[Element data from apps and pages]
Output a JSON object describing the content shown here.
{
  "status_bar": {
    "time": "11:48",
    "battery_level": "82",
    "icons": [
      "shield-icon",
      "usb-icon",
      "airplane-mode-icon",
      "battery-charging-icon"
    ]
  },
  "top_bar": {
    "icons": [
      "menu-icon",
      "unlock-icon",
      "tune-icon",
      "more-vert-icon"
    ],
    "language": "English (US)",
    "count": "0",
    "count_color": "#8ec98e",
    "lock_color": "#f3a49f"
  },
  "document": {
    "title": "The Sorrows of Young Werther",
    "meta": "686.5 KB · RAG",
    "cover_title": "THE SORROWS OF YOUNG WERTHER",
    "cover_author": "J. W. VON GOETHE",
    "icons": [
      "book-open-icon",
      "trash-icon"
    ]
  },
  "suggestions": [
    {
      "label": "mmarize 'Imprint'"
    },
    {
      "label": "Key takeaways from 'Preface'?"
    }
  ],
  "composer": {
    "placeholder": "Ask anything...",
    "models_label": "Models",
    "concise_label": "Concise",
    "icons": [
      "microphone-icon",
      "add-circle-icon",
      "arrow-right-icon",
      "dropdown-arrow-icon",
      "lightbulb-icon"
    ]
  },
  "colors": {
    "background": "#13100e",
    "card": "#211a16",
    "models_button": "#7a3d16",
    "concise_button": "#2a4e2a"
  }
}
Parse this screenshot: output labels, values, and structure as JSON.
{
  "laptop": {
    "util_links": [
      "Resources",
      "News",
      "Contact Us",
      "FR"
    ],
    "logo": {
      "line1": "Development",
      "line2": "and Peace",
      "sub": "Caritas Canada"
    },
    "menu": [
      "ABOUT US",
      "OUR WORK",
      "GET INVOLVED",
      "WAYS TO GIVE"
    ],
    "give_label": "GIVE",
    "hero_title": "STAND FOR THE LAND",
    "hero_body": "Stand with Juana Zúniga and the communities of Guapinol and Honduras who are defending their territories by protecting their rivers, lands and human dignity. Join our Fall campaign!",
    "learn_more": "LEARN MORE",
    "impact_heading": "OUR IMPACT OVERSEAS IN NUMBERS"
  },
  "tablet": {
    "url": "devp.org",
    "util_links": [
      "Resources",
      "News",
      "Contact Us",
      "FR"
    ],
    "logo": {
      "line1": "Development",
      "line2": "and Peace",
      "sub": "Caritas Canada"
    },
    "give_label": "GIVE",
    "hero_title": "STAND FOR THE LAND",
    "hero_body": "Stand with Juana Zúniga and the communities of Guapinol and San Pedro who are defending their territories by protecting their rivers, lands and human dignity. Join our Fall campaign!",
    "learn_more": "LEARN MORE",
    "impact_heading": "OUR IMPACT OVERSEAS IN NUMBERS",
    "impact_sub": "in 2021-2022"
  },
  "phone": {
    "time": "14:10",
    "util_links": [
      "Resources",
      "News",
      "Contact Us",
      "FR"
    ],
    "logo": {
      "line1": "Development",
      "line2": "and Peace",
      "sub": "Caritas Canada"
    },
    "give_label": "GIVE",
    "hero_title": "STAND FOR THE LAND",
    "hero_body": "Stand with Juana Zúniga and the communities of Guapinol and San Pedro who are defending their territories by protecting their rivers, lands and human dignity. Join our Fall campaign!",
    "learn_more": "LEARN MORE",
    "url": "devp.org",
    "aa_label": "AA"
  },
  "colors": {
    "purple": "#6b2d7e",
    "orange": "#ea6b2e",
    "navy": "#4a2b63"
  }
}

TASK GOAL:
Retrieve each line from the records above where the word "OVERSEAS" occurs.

TASK RESULT:
    "impact_heading": "OUR IMPACT OVERSEAS IN NUMBERS"
    "impact_heading": "OUR IMPACT OVERSEAS IN NUMBERS",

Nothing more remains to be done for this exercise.